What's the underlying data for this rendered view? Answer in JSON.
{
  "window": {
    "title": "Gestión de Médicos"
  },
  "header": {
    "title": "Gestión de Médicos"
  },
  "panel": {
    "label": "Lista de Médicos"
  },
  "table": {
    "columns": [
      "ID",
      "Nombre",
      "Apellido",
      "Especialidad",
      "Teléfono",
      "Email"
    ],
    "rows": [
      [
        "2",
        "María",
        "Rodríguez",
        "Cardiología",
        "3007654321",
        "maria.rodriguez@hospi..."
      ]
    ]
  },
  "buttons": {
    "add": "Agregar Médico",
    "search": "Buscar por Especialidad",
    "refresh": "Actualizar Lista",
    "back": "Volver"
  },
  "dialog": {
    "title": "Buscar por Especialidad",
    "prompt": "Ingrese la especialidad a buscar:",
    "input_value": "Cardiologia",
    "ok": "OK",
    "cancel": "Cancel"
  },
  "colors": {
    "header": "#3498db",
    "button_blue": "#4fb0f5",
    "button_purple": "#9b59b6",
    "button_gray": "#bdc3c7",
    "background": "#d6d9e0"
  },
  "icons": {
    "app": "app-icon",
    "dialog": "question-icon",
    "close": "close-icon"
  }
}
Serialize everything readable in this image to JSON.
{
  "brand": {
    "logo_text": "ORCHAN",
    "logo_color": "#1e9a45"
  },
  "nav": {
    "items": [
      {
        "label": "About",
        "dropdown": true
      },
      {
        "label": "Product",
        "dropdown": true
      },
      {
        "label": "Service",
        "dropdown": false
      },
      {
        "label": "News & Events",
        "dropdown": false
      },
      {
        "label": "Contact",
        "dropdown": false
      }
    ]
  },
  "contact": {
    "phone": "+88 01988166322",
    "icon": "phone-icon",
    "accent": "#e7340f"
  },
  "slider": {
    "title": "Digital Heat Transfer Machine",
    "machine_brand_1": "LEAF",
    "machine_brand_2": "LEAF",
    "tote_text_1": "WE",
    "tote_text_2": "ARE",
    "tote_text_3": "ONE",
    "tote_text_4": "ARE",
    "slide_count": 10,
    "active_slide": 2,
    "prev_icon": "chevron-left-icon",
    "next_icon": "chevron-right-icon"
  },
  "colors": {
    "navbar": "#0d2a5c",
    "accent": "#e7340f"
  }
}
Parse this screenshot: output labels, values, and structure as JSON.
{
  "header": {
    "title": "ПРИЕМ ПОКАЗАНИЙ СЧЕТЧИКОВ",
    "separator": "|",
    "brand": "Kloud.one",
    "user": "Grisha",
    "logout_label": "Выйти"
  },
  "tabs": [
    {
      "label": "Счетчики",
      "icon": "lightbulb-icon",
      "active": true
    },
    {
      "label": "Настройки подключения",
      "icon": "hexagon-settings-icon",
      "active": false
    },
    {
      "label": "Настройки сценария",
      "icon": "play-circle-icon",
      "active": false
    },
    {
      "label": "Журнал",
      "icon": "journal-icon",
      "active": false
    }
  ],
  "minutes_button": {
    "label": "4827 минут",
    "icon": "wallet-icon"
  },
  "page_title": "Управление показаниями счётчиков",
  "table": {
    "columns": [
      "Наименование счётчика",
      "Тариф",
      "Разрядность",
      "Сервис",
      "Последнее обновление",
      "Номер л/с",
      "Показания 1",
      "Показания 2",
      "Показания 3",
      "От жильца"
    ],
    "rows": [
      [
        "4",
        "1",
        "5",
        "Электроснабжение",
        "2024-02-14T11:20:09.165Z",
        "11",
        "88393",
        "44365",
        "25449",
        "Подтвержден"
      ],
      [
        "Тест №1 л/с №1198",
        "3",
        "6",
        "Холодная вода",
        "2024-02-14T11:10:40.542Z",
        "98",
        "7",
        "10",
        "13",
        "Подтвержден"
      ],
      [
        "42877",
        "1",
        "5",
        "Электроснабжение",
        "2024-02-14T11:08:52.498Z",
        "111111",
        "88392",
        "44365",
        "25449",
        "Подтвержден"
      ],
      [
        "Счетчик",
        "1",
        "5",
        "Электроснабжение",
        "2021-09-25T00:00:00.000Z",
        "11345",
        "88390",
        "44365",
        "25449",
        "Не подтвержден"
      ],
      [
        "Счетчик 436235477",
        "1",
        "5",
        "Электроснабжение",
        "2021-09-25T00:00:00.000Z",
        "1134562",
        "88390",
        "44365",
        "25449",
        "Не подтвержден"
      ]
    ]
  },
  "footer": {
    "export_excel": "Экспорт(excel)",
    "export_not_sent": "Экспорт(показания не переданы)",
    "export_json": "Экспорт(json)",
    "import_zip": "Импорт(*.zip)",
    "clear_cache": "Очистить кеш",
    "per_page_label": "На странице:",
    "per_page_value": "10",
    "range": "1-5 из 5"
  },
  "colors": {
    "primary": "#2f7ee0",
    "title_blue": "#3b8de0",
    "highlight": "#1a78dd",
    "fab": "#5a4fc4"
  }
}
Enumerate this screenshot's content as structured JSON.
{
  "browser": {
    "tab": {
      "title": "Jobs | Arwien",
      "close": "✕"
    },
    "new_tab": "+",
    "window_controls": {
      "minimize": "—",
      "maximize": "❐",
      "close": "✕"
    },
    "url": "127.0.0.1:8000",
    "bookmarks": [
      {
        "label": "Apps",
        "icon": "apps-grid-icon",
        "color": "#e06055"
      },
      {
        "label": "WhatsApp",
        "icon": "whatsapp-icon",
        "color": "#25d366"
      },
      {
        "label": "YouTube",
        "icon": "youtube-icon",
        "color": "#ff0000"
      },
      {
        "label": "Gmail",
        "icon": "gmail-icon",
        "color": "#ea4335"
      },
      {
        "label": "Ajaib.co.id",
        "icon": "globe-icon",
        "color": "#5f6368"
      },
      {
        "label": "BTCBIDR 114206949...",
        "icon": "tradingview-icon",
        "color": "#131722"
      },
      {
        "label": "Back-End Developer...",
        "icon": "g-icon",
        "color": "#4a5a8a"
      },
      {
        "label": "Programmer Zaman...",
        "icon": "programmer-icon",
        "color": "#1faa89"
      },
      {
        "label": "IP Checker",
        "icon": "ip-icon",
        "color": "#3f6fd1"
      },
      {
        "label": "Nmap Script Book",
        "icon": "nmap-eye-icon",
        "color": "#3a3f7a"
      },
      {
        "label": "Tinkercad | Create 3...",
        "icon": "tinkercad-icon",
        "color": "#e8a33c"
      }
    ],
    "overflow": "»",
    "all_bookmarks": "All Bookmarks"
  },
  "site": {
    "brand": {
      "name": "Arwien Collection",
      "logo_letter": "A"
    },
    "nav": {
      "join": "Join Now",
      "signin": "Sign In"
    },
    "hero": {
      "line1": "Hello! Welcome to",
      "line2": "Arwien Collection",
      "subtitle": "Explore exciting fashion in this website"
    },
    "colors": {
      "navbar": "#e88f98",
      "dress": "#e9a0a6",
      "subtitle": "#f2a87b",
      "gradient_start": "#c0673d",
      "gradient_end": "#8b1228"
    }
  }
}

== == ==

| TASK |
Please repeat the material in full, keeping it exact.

| ANSWER FOR THE TASK |
What's the underlying data for this rendered view? Answer in JSON.
{
  "window": {
    "title": "Gestión de Médicos"
  },
  "header": {
    "title": "Gestión de Médicos"
  },
  "panel": {
    "label": "Lista de Médicos"
  },
  "table": {
    "columns": [
      "ID",
      "Nombre",
      "Apellido",
      "Especialidad",
      "Teléfono",
      "Email"
    ],
    "rows": [
      [
        "2",
        "María",
        "Rodríguez",
        "Cardiología",
        "3007654321",
        "maria.rodriguez@hospi..."
      ]
    ]
  },
  "buttons": {
    "add": "Agregar Médico",
    "search": "Buscar por Especialidad",
    "refresh": "Actualizar Lista",
    "back": "Volver"
  },
  "dialog": {
    "title": "Buscar por Especialidad",
    "prompt": "Ingrese la especialidad a buscar:",
    "input_value": "Cardiologia",
    "ok": "OK",
    "cancel": "Cancel"
  },
  "colors": {
    "header": "#3498db",
    "button_blue": "#4fb0f5",
    "button_purple": "#9b59b6",
    "button_gray": "#bdc3c7",
    "background": "#d6d9e0"
  },
  "icons": {
    "app": "app-icon",
    "dialog": "question-icon",
    "close": "close-icon"
  }
}
Serialize everything readable in this image to JSON.
{
  "brand": {
    "logo_text": "ORCHAN",
    "logo_color": "#1e9a45"
  },
  "nav": {
    "items": [
      {
        "label": "About",
        "dropdown": true
      },
      {
        "label": "Product",
        "dropdown": true
      },
      {
        "label": "Service",
        "dropdown": false
      },
      {
        "label": "News & Events",
        "dropdown": false
      },
      {
        "label": "Contact",
        "dropdown": false
      }
    ]
  },
  "contact": {
    "phone": "+88 01988166322",
    "icon": "phone-icon",
    "accent": "#e7340f"
  },
  "slider": {
    "title": "Digital Heat Transfer Machine",
    "machine_brand_1": "LEAF",
    "machine_brand_2": "LEAF",
    "tote_text_1": "WE",
    "tote_text_2": "ARE",
    "tote_text_3": "ONE",
    "tote_text_4": "ARE",
    "slide_count": 10,
    "active_slide": 2,
    "prev_icon": "chevron-left-icon",
    "next_icon": "chevron-right-icon"
  },
  "colors": {
    "navbar": "#0d2a5c",
    "accent": "#e7340f"
  }
}
Parse this screenshot: output labels, values, and structure as JSON.
{
  "header": {
    "title": "ПРИЕМ ПОКАЗАНИЙ СЧЕТЧИКОВ",
    "separator": "|",
    "brand": "Kloud.one",
    "user": "Grisha",
    "logout_label": "Выйти"
  },
  "tabs": [
    {
      "label": "Счетчики",
      "icon": "lightbulb-icon",
      "active": true
    },
    {
      "label": "Настройки подключения",
      "icon": "hexagon-settings-icon",
      "active": false
    },
    {
      "label": "Настройки сценария",
      "icon": "play-circle-icon",
      "active": false
    },
    {
      "label": "Журнал",
      "icon": "journal-icon",
      "active": false
    }
  ],
  "minutes_button": {
    "label": "4827 минут",
    "icon": "wallet-icon"
  },
  "page_title": "Управление показаниями счётчиков",
  "table": {
    "columns": [
      "Наименование счётчика",
      "Тариф",
      "Разрядность",
      "Сервис",
      "Последнее обновление",
      "Номер л/с",
      "Показания 1",
      "Показания 2",
      "Показания 3",
      "От жильца"
    ],
    "rows": [
      [
        "4",
        "1",
        "5",
        "Электроснабжение",
        "2024-02-14T11:20:09.165Z",
        "11",
        "88393",
        "44365",
        "25449",
        "Подтвержден"
      ],
      [
        "Тест №1 л/с №1198",
        "3",
        "6",
        "Холодная вода",
        "2024-02-14T11:10:40.542Z",
        "98",
        "7",
        "10",
        "13",
        "Подтвержден"
      ],
      [
        "42877",
        "1",
        "5",
        "Электроснабжение",
        "2024-02-14T11:08:52.498Z",
        "111111",
        "88392",
        "44365",
        "25449",
        "Подтвержден"
      ],
      [
        "Счетчик",
        "1",
        "5",
        "Электроснабжение",
        "2021-09-25T00:00:00.000Z",
        "11345",
        "88390",
        "44365",
        "25449",
        "Не подтвержден"
      ],
      [
        "Счетчик 436235477",
        "1",
        "5",
        "Электроснабжение",
        "2021-09-25T00:00:00.000Z",
        "1134562",
        "88390",
        "44365",
        "25449",
        "Не подтвержден"
      ]
    ]
  },
  "footer": {
    "export_excel": "Экспорт(excel)",
    "export_not_sent": "Экспорт(показания не переданы)",
    "export_json": "Экспорт(json)",
    "import_zip": "Импорт(*.zip)",
    "clear_cache": "Очистить кеш",
    "per_page_label": "На странице:",
    "per_page_value": "10",
    "range": "1-5 из 5"
  },
  "colors": {
    "primary": "#2f7ee0",
    "title_blue": "#3b8de0",
    "highlight": "#1a78dd",
    "fab": "#5a4fc4"
  }
}
Enumerate this screenshot's content as structured JSON.
{
  "browser": {
    "tab": {
      "title": "Jobs | Arwien",
      "close": "✕"
    },
    "new_tab": "+",
    "window_controls": {
      "minimize": "—",
      "maximize": "❐",
      "close": "✕"
    },
    "url": "127.0.0.1:8000",
    "bookmarks": [
      {
        "label": "Apps",
        "icon": "apps-grid-icon",
        "color": "#e06055"
      },
      {
        "label": "WhatsApp",
        "icon": "whatsapp-icon",
        "color": "#25d366"
      },
      {
        "label": "YouTube",
        "icon": "youtube-icon",
        "color": "#ff0000"
      },
      {
        "label": "Gmail",
        "icon": "gmail-icon",
        "color": "#ea4335"
      },
      {
        "label": "Ajaib.co.id",
        "icon": "globe-icon",
        "color": "#5f6368"
      },
      {
        "label": "BTCBIDR 114206949...",
        "icon": "tradingview-icon",
        "color": "#131722"
      },
      {
        "label": "Back-End Developer...",
        "icon": "g-icon",
        "color": "#4a5a8a"
      },
      {
        "label": "Programmer Zaman...",
        "icon": "programmer-icon",
        "color": "#1faa89"
      },
      {
        "label": "IP Checker",
        "icon": "ip-icon",
        "color": "#3f6fd1"
      },
      {
        "label": "Nmap Script Book",
        "icon": "nmap-eye-icon",
        "color": "#3a3f7a"
      },
      {
        "label": "Tinkercad | Create 3...",
        "icon": "tinkercad-icon",
        "color": "#e8a33c"
      }
    ],
    "overflow": "»",
    "all_bookmarks": "All Bookmarks"
  },
  "site": {
    "brand": {
      "name": "Arwien Collection",
      "logo_letter": "A"
    },
    "nav": {
      "join": "Join Now",
      "signin": "Sign In"
    },
    "hero": {
      "line1": "Hello! Welcome to",
      "line2": "Arwien Collection",
      "subtitle": "Explore exciting fashion in this website"
    },
    "colors": {
      "navbar": "#e88f98",
      "dress": "#e9a0a6",
      "subtitle": "#f2a87b",
      "gradient_start": "#c0673d",
      "gradient_end": "#8b1228"
    }
  }
}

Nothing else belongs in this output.